This purpose of this blog is mainly for my music and writing, though it seems I keep getting distracted by politics. So, I thought I'd write about what I'm doing for my music practice lately. I've been getting more in depth into scales. For starters, I'm not a big fan of scales. If I could find a way to keep up my technique and never touch another scale again, I'd do it. Unfortunately, there is no way that I know of. I've noticed that when I don't keep up on technical/scale practice, my playing rapidly deteriorates. Anyway, for scales, I start off with full range chromatic (on sax), then do my 3-6-2-5-1 in all 12 keys.
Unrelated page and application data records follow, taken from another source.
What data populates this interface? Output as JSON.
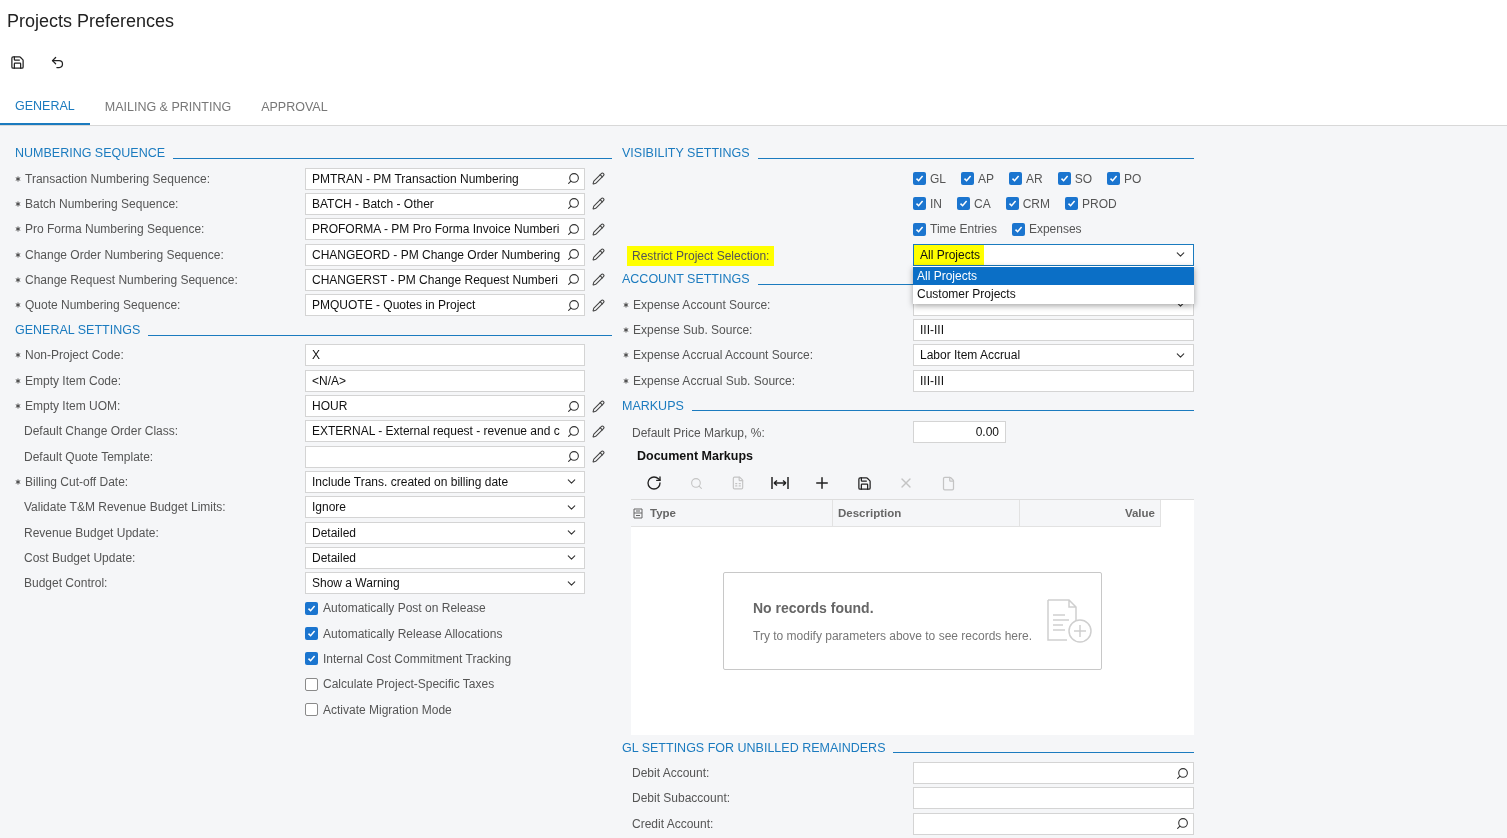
{
  "title": "Projects Preferences",
  "toolbar": [
    {
      "kind": "save"
    },
    {
      "kind": "undo"
    }
  ],
  "tabs": [
    {
      "label": "GENERAL",
      "selected": true
    },
    {
      "label": "MAILING & PRINTING",
      "selected": false
    },
    {
      "label": "APPROVAL",
      "selected": false
    }
  ],
  "left_sections": [
    {
      "title": "NUMBERING SEQUENCE",
      "rows": [
        {
          "kind": "lookup",
          "label": "Transaction Numbering Sequence:",
          "required": true,
          "value": "PMTRAN - PM Transaction Numbering",
          "editable": true
        },
        {
          "kind": "lookup",
          "label": "Batch Numbering Sequence:",
          "required": true,
          "value": "BATCH - Batch - Other",
          "editable": true
        },
        {
          "kind": "lookup",
          "label": "Pro Forma Numbering Sequence:",
          "required": true,
          "value": "PROFORMA - PM Pro Forma Invoice Numberi",
          "editable": true
        },
        {
          "kind": "lookup",
          "label": "Change Order Numbering Sequence:",
          "required": true,
          "value": "CHANGEORD - PM Change Order Numbering",
          "editable": true
        },
        {
          "kind": "lookup",
          "label": "Change Request Numbering Sequence:",
          "required": true,
          "value": "CHANGERST - PM Change Request Numberi",
          "editable": true
        },
        {
          "kind": "lookup",
          "label": "Quote Numbering Sequence:",
          "required": true,
          "value": "PMQUOTE - Quotes in Project",
          "editable": true
        }
      ]
    },
    {
      "title": "GENERAL SETTINGS",
      "rows": [
        {
          "kind": "text",
          "label": "Non-Project Code:",
          "required": true,
          "value": "X"
        },
        {
          "kind": "text",
          "label": "Empty Item Code:",
          "required": true,
          "value": "<N/A>"
        },
        {
          "kind": "lookup",
          "label": "Empty Item UOM:",
          "required": true,
          "value": "HOUR",
          "editable": true
        },
        {
          "kind": "lookup",
          "label": "Default Change Order Class:",
          "required": false,
          "value": "EXTERNAL - External request - revenue and c",
          "editable": true
        },
        {
          "kind": "lookup",
          "label": "Default Quote Template:",
          "required": false,
          "editable": true
        },
        {
          "kind": "select",
          "label": "Billing Cut-off Date:",
          "required": true,
          "value": "Include Trans. created on billing date"
        },
        {
          "kind": "select",
          "label": "Validate T&M Revenue Budget Limits:",
          "required": false,
          "value": "Ignore"
        },
        {
          "kind": "select",
          "label": "Revenue Budget Update:",
          "required": false,
          "value": "Detailed"
        },
        {
          "kind": "select",
          "label": "Cost Budget Update:",
          "required": false,
          "value": "Detailed"
        },
        {
          "kind": "select",
          "label": "Budget Control:",
          "required": false,
          "value": "Show a Warning"
        },
        {
          "kind": "checkbox",
          "label": "Automatically Post on Release",
          "checked": true
        },
        {
          "kind": "checkbox",
          "label": "Automatically Release Allocations",
          "checked": true
        },
        {
          "kind": "checkbox",
          "label": "Internal Cost Commitment Tracking",
          "checked": true
        },
        {
          "kind": "checkbox",
          "label": "Calculate Project-Specific Taxes",
          "checked": false
        },
        {
          "kind": "checkbox",
          "label": "Activate Migration Mode",
          "checked": false
        }
      ]
    }
  ],
  "visibility": {
    "title": "VISIBILITY SETTINGS",
    "checkbox_lines": [
      [
        {
          "label": "GL",
          "checked": true
        },
        {
          "label": "AP",
          "checked": true
        },
        {
          "label": "AR",
          "checked": true
        },
        {
          "label": "SO",
          "checked": true
        },
        {
          "label": "PO",
          "checked": true
        }
      ],
      [
        {
          "label": "IN",
          "checked": true
        },
        {
          "label": "CA",
          "checked": true
        },
        {
          "label": "CRM",
          "checked": true
        },
        {
          "label": "PROD",
          "checked": true
        }
      ],
      [
        {
          "label": "Time Entries",
          "checked": true
        },
        {
          "label": "Expenses",
          "checked": true
        }
      ]
    ],
    "restrict": {
      "label": "Restrict Project Selection:",
      "label_highlighted": true,
      "value": "All Projects",
      "value_highlighted": true,
      "open": true,
      "options": [
        {
          "label": "All Projects",
          "selected": true
        },
        {
          "label": "Customer Projects",
          "selected": false
        }
      ]
    }
  },
  "account_settings": {
    "title": "ACCOUNT SETTINGS",
    "rows": [
      {
        "kind": "select",
        "label": "Expense Account Source:",
        "required": true
      },
      {
        "kind": "text",
        "label": "Expense Sub. Source:",
        "required": true,
        "value": "III-III"
      },
      {
        "kind": "select",
        "label": "Expense Accrual Account Source:",
        "required": true,
        "value": "Labor Item Accrual"
      },
      {
        "kind": "text",
        "label": "Expense Accrual Sub. Source:",
        "required": true,
        "value": "III-III"
      }
    ]
  },
  "markups": {
    "title": "MARKUPS",
    "price_markup": {
      "label": "Default Price Markup, %:",
      "value": "0.00"
    },
    "grid": {
      "title": "Document Markups",
      "toolbar": [
        {
          "kind": "refresh",
          "disabled": false
        },
        {
          "kind": "search",
          "disabled": true
        },
        {
          "kind": "excel",
          "disabled": true
        },
        {
          "kind": "fit",
          "disabled": false
        },
        {
          "kind": "add",
          "disabled": false
        },
        {
          "kind": "save",
          "disabled": false
        },
        {
          "kind": "delete",
          "disabled": true
        },
        {
          "kind": "file",
          "disabled": true
        }
      ],
      "columns": [
        "Type",
        "Description",
        "Value"
      ],
      "empty_title": "No records found.",
      "empty_text": "Try to modify parameters above to see records here."
    }
  },
  "gl_settings": {
    "title": "GL SETTINGS FOR UNBILLED REMAINDERS",
    "rows": [
      {
        "kind": "lookup",
        "label": "Debit Account:",
        "required": false
      },
      {
        "kind": "text",
        "label": "Debit Subaccount:",
        "required": false
      },
      {
        "kind": "lookup",
        "label": "Credit Account:",
        "required": false
      }
    ]
  }
}
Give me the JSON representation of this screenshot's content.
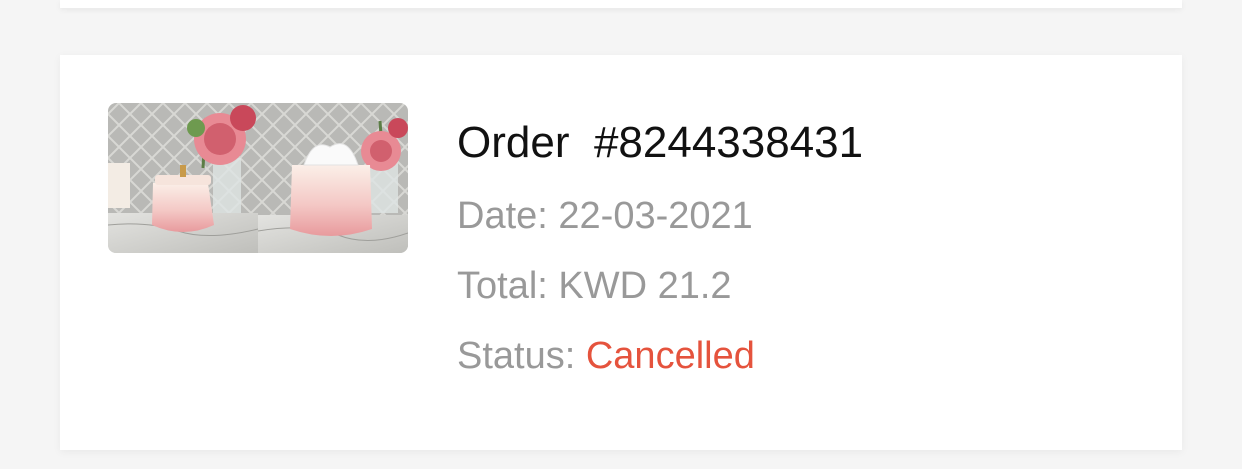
{
  "order": {
    "title_prefix": "Order",
    "number": "#8244338431",
    "date_label": "Date:",
    "date_value": "22-03-2021",
    "total_label": "Total:",
    "total_value": "KWD 21.2",
    "status_label": "Status:",
    "status_value": "Cancelled"
  },
  "colors": {
    "status_cancelled": "#e5533d",
    "label_gray": "#999999",
    "title": "#111111"
  },
  "image": {
    "icon": "product-thumbnail-icon"
  }
}
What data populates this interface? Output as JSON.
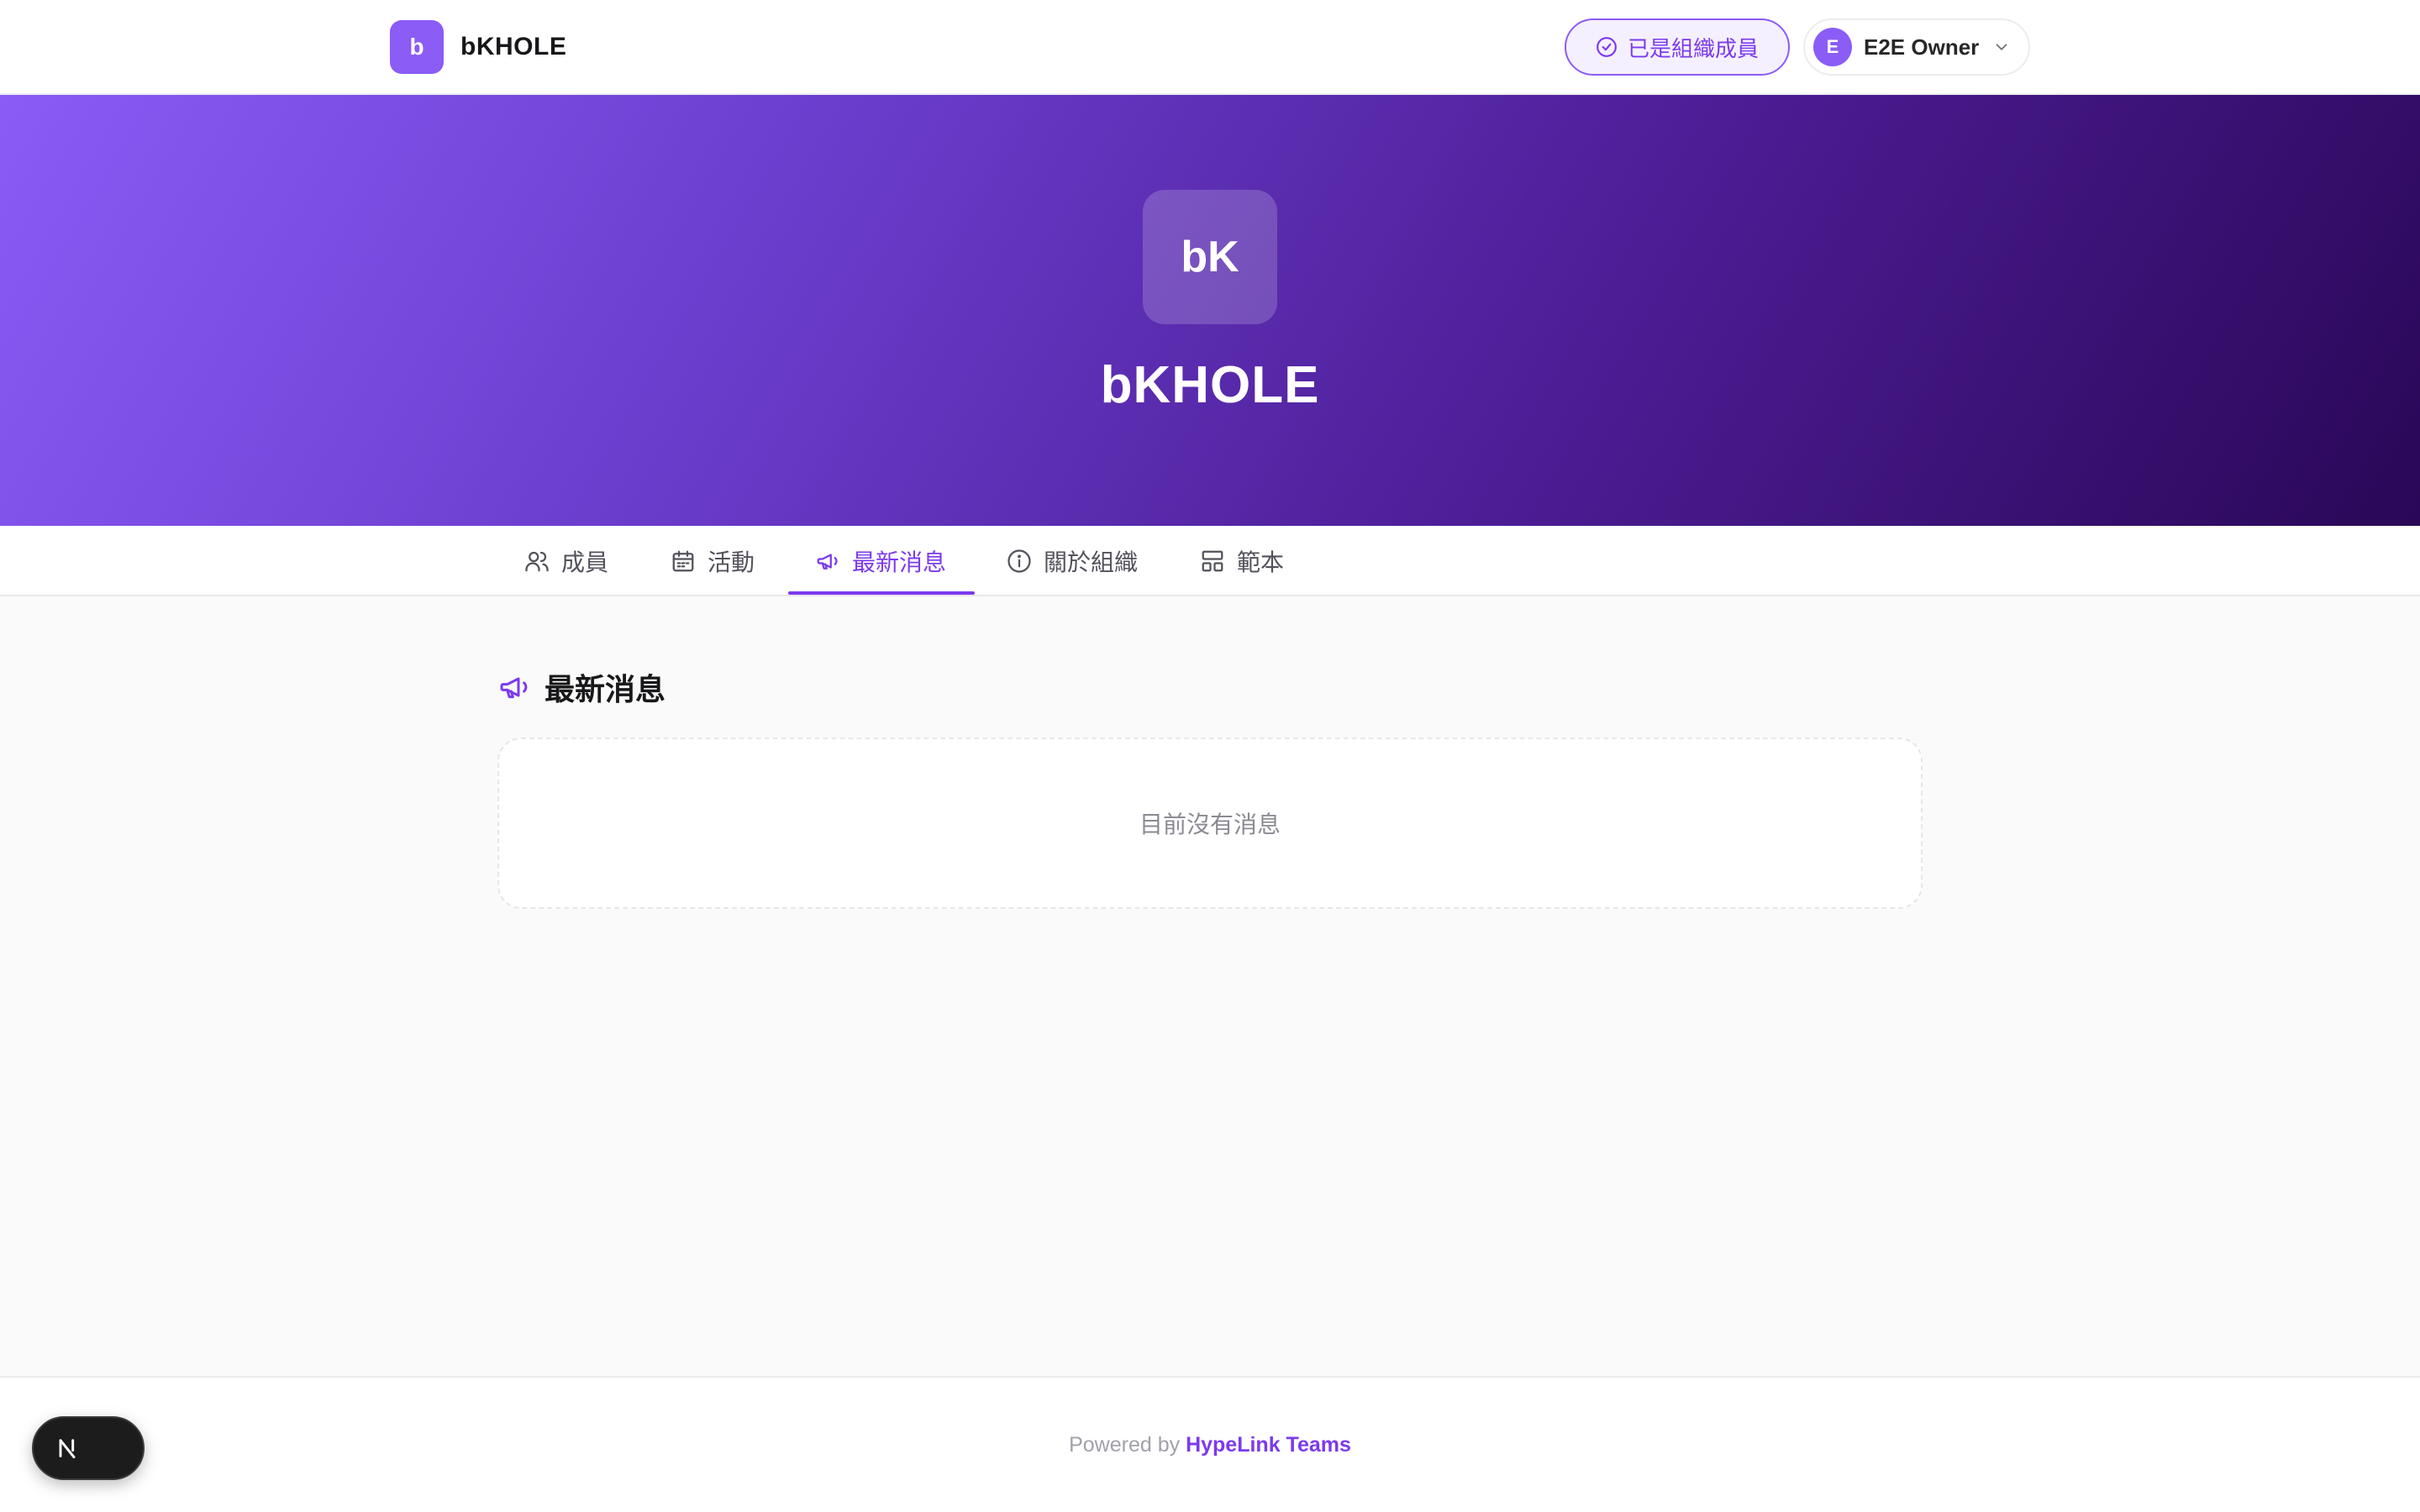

To do this, I start off with a major scale, then go up a third and play the locrian, then up a fourth and do the diminished whole tone, then up a fourth to the dorian, then up a fourth to the mixolydian/dominant and finish up a fourth back to the major. What this equates to is doing a minor 2-5-1 and using the minor 1 (dorian) as the 2 of a major 2-5-1. So an example in the key of C would be: C major, E locrian, A diminished whole tone, D dorian, G mixolydian, C major.
The next scales I do, not necessarily in this order, are the two whole tone scales, the '12' diminished scales ( I know, there are only three, but I like to practice all of them starting on each of the chromatic notes, that way, when I see the C dim7, I know which scale to use), the lydian dominant (mode of jazz melodic minor), and the locrian sharp 2 (another mode of jazz melodic minor). If I still feel like it, I might run through blues and jazz melodic minor to make it a total of 123 different scales.
Once that fun is over, I've also been doing arpeggios to bring out the 'color' notes of a scale. For instance, if I see a C Maj7 symbol, I do a B min 7 arpeggio to it. Why, you may ask? The B min7 gives me a B (the maj 7th), D (the 9th), F# (raised 4) and A (the sixth). If it is a C min7, I play Bb Major arpeggio: Bb is the min 7th, D the 9th, F the 4th, A the 6th. If it is a C7, then I do a Bb Maj7+5: Bb is the min 7th, D the 9th, F# the +4, and A the 6th. When I think about these arpeggios, along with the scales, while improvising, I am more likely to choose these more 'colorful' notes. I run through all twelve keys in Band-In-A-Box, or lately I'll use Aebersold Major and Minor and just focus on one major and one minor key. It doesn't give me mixolidians, though.
Okay, next I finally get to music. I make sure to do some reading practice, which lately has been the Gordon Goodwin tenor sax book and the Bb Omnibook. I find the Bb Omnibook to be more of a challenge than the Eb, especially since I've been doing it up an octave on tenor to avoid all those notes below the range and to work on my altissimo chops.
I'm also trying to get some classical alto chops back, so if I don't do the jazz reading, I'll work a little through the Ferling and lately I've been working a little on the Bernard Heiden Sonata. In addition, if I'm doing a classical day, I'll spend several minutes working on vibrato, since playing jazz does not keep my classical vibrato style in shape.
Lastly, if I'm doing a jazz day, I improvise through several standards, usually with Band-In-A-Box. I also sometimes do some sight reading practice by having BIAB create a random solo and then I read along.
There are other things that I do at different times, but these are the main things I've been doing lately. I need to get more clarinet and flute practice working in, too.